Inline Skating for Kids: A Parent's Guide

Hello Hello. Stephen @Whataspoon here. In this guide we will dive deep into kids skates and hopefully answer a few questions you may have about skates for children. We have a large range of kids skates in our store and on our website. Let me take you through the selection to give you a better idea, talk about the size ranges and we can also tell you ways of how to start your kids skating journey safely. A big thanks to our Slicks Skate Crew riders, Ilaria and Noah, for the photos.
@ilariadimaio_99 and @skater_noah.

Choosing the Right Inline Skates for Your Child

First of all we need to look at sizing. Luckily, for most cases, it is relatively easy to choose the correct size of skates for your child as most of the kids skates we offer come with adjustable sizing. This can come in two main forms with some having moving parts that allow the skate to get bigger, usually with the click of a button, and with others having removable insoles inside therefore leaving more room inside once removed. These particular skates will come with a size range on the box so you can safely choose the skate that has your child's shoe size on there. If your child is the last size on the range then it may be advised to go up to the next size range or to look at a different brand to see which one suits your kids foot size better. Of course you will want your child to be as close to the smallest size as possible so you can get good use out of the skate.

For example the one of the Rollerblade skates that we have for kids comes with the size range 1-4UK then 4-7UK but the K2 option goes from a 13-4UK then 3-7UK. If your child is a size 3UK then it would be advised to go for the K2 3-7UK option instead of the Rollerblade 1-4UK option.

Next we need to look at the materials used. Now this really depends on what type of skating your child will do. If they are small and delicate and want to just simply roll around in the park then a soft comfortable option would be advised. If they are more likely to smack their skates off of walls and jump on top of obstacles then a plastic boot would be a much more durable option.

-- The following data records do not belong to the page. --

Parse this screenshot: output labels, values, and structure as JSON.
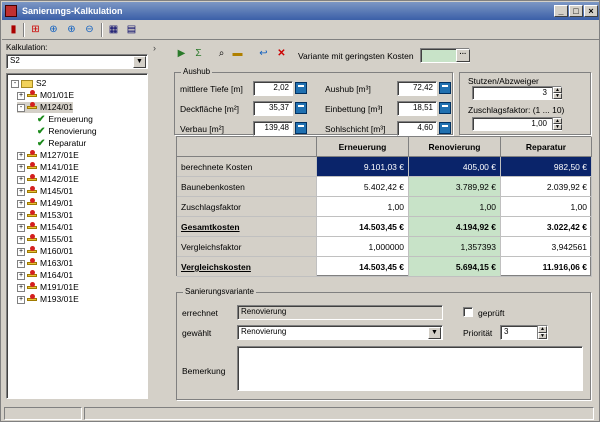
{
  "window": {
    "title": "Sanierungs-Kalkulation"
  },
  "left": {
    "kalk_label": "Kalkulation:",
    "kalk_value": "S2",
    "tree": [
      {
        "label": "S2",
        "level": 0,
        "expanded": true,
        "icon": "folder"
      },
      {
        "label": "M01/01E",
        "level": 1,
        "expander": "+",
        "icon": "manhole"
      },
      {
        "label": "M124/01",
        "level": 1,
        "expander": "-",
        "icon": "manhole",
        "highlight": true
      },
      {
        "label": "Erneuerung",
        "level": 2,
        "icon": "check"
      },
      {
        "label": "Renovierung",
        "level": 2,
        "icon": "check"
      },
      {
        "label": "Reparatur",
        "level": 2,
        "icon": "check"
      },
      {
        "label": "M127/01E",
        "level": 1,
        "expander": "+",
        "icon": "manhole"
      },
      {
        "label": "M141/01E",
        "level": 1,
        "expander": "+",
        "icon": "manhole"
      },
      {
        "label": "M142/01E",
        "level": 1,
        "expander": "+",
        "icon": "manhole"
      },
      {
        "label": "M145/01",
        "level": 1,
        "expander": "+",
        "icon": "manhole"
      },
      {
        "label": "M149/01",
        "level": 1,
        "expander": "+",
        "icon": "manhole"
      },
      {
        "label": "M153/01",
        "level": 1,
        "expander": "+",
        "icon": "manhole"
      },
      {
        "label": "M154/01",
        "level": 1,
        "expander": "+",
        "icon": "manhole"
      },
      {
        "label": "M155/01",
        "level": 1,
        "expander": "+",
        "icon": "manhole"
      },
      {
        "label": "M160/01",
        "level": 1,
        "expander": "+",
        "icon": "manhole"
      },
      {
        "label": "M163/01",
        "level": 1,
        "expander": "+",
        "icon": "manhole"
      },
      {
        "label": "M164/01",
        "level": 1,
        "expander": "+",
        "icon": "manhole"
      },
      {
        "label": "M191/01E",
        "level": 1,
        "expander": "+",
        "icon": "manhole"
      },
      {
        "label": "M193/01E",
        "level": 1,
        "expander": "+",
        "icon": "manhole"
      }
    ]
  },
  "right": {
    "variant_label": "Variante mit geringsten Kosten",
    "aushub": {
      "title": "Aushub",
      "mittlere_tiefe": {
        "label": "mittlere Tiefe [m]",
        "value": "2,02"
      },
      "deckflaeche": {
        "label": "Deckfläche [m²]",
        "value": "35,37"
      },
      "verbau": {
        "label": "Verbau [m²]",
        "value": "139,48"
      },
      "aushub_m3": {
        "label": "Aushub [m³]",
        "value": "72,42"
      },
      "einbettung": {
        "label": "Einbettung [m³]",
        "value": "18,51"
      },
      "sohlschicht": {
        "label": "Sohlschicht [m³]",
        "value": "4,60"
      }
    },
    "stutzen": {
      "title": "Stutzen/Abzweiger",
      "value": "3",
      "zuschlag_label": "Zuschlagsfaktor: (1 ... 10)",
      "zuschlag_value": "1,00"
    },
    "grid": {
      "columns": [
        "Erneuerung",
        "Renovierung",
        "Reparatur"
      ],
      "rows": [
        {
          "label": "berechnete Kosten",
          "values": [
            "9.101,03 €",
            "405,00 €",
            "982,50 €"
          ]
        },
        {
          "label": "Baunebenkosten",
          "values": [
            "5.402,42 €",
            "3.789,92 €",
            "2.039,92 €"
          ]
        },
        {
          "label": "Zuschlagsfaktor",
          "values": [
            "1,00",
            "1,00",
            "1,00"
          ]
        },
        {
          "label": "Gesamtkosten",
          "values": [
            "14.503,45 €",
            "4.194,92 €",
            "3.022,42 €"
          ]
        },
        {
          "label": "Vergleichsfaktor",
          "values": [
            "1,000000",
            "1,357393",
            "3,942561"
          ]
        },
        {
          "label": "Vergleichskosten",
          "values": [
            "14.503,45 €",
            "5.694,15 €",
            "11.916,06 €"
          ]
        }
      ]
    },
    "sanierung": {
      "title": "Sanierungsvariante",
      "errechnet_label": "errechnet",
      "errechnet_value": "Renovierung",
      "geprueft_label": "geprüft",
      "gewaehlt_label": "gewählt",
      "gewaehlt_value": "Renovierung",
      "prioritaet_label": "Priorität",
      "prioritaet_value": "3",
      "bemerkung_label": "Bemerkung"
    }
  }
}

Another thing to consider would be the level of your child's skating. If they have never skated before then a standard soft skate would be great for them to learn the basics but if they have skated before and already know what they are doing then you may need to consider whether you should choose an adjustable skate or not. If your kid is looking to get into a certain discipline of skating like skatepark or slalom then you might need to purchase some skates that can handle those types of activities. Slalom skates tend to have a rockering in the wheel where the front and back wheels are slightly raised making it easier to perform the types of tricks done in slalom. If your child is looking to get into aggressive skating then you may need to consider an aggressive skate with grind plates on the side so they can perform grind tricks in the skatepark.

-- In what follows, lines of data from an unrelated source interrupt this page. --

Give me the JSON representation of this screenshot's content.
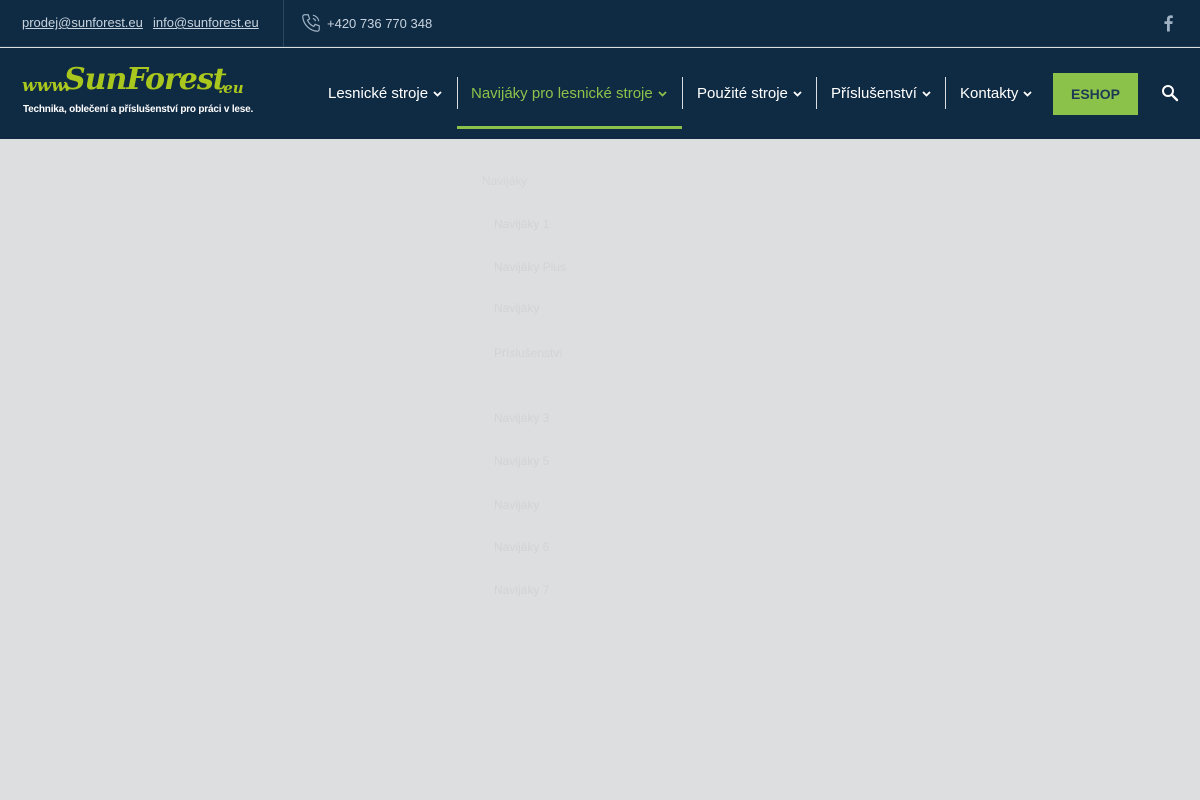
{
  "topbar": {
    "email_sales": "prodej@sunforest.eu",
    "email_info": "info@sunforest.eu",
    "phone": "+420 736 770 348",
    "icons": {
      "phone": "phone-icon",
      "social": "facebook-icon"
    }
  },
  "logo": {
    "www": "www.",
    "brand": "SunForest",
    "tld": ".eu",
    "tagline": "Technika, oblečení a příslušenství pro práci v lese."
  },
  "nav": {
    "items": [
      {
        "label": "Lesnické stroje",
        "active": false
      },
      {
        "label": "Navijáky pro lesnické stroje",
        "active": true
      },
      {
        "label": "Použité stroje",
        "active": false
      },
      {
        "label": "Příslušenství",
        "active": false
      },
      {
        "label": "Kontakty",
        "active": false
      }
    ],
    "eshop_label": "ESHOP",
    "search_icon": "search-icon"
  },
  "dropdown": {
    "heading": "Navijáky",
    "items": [
      "Navijáky 1",
      "Navijáky Plus",
      "Navijáky",
      "Příslušenství",
      "Navijáky 3",
      "Navijáky 5",
      "Navijáky",
      "Navijáky 6",
      "Navijáky 7"
    ]
  },
  "colors": {
    "header_bg": "#0f2a43",
    "accent_green": "#8bc34a",
    "logo_green": "#a9c71d",
    "page_bg": "#dddee0"
  }
}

Teaching Your Child to Inline Skate

When it comes to teaching kids how to skate, the main objective is to keep them enjoying themselves. As an instructor, whenever I teach kids, I try to motivate them with little objectives instead of simply getting them to skate. Send them to retrieve something or to go to someone instead of just simply telling them to skate. It would also help if they do not need to skate alone. If you can find them a friend, brother/sister or even yourself as a parent to learn alongside them that will certainly keep them motivated.

I would also definitely recommend lessons as instructors can kill bad habits straight away before they even start to avoid a long process. At Slick's we recommend using but there are many great instructors out there who you can use to help kick start your kids skating journey. You may even find clubs that do school holiday camps which can be a great place to take your kids to keep them active outside of school terms.

Safety Tips for Kids' Inline Skating

Get them to wear pads and a helmet. When I was learning to skate I was forced to wear protective gear or else I would not be allowed to use my skates. The pads had to be on first before the skates. This had many benefits like keeping me from hurting myself but also kept me smiling even whilst falling over. Kids are clumsy and will 100% fall over whilst learning so it would be much better for them to land on the pads, laugh, then continue rather than falling, scraping their knees, then coming to you crying. Another thing to keep in mind is the location you are skating. Avoid areas with broken glass or uneven surfaces and stick to smooth flat ground or a roller disco to start. You can even start in a skatepark assuming it's not full of huge ramps or extremely busy with older users. I recommend going at quieter times, learning skatepark etiquette or joining a club who does skatepark classes.

Now it is time for your child to enjoy the magical world of inline skating. I started as a child at the age of 8 in a skatepark with a club. I firmly believe that learning how to fall over and try again on skates worked its way into my brain allowing me to fail and try again in other aspects of life.